» Directions: Would you output the whole of the data exactly?
------------------------------------------------
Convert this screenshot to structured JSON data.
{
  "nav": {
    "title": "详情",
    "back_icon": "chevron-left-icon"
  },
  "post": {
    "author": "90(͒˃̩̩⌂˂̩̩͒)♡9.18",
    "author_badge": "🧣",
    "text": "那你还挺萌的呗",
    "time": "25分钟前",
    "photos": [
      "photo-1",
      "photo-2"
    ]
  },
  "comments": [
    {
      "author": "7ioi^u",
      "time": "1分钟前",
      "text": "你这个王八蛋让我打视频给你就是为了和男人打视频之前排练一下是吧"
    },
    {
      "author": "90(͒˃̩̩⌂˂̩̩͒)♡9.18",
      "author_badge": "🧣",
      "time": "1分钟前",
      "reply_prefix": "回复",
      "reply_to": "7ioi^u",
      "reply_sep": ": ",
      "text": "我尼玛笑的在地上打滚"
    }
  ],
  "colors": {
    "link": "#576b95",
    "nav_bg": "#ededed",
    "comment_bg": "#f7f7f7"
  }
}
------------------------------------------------
» Result for this task:
Convert this screenshot to structured JSON data.
{
  "nav": {
    "title": "详情",
    "back_icon": "chevron-left-icon"
  },
  "post": {
    "author": "90(͒˃̩̩⌂˂̩̩͒)♡9.18",
    "author_badge": "🧣",
    "text": "那你还挺萌的呗",
    "time": "25分钟前",
    "photos": [
      "photo-1",
      "photo-2"
    ]
  },
  "comments": [
    {
      "author": "7ioi^u",
      "time": "1分钟前",
      "text": "你这个王八蛋让我打视频给你就是为了和男人打视频之前排练一下是吧"
    },
    {
      "author": "90(͒˃̩̩⌂˂̩̩͒)♡9.18",
      "author_badge": "🧣",
      "time": "1分钟前",
      "reply_prefix": "回复",
      "reply_to": "7ioi^u",
      "reply_sep": ": ",
      "text": "我尼玛笑的在地上打滚"
    }
  ],
  "colors": {
    "link": "#576b95",
    "nav_bg": "#ededed",
    "comment_bg": "#f7f7f7"
  }
}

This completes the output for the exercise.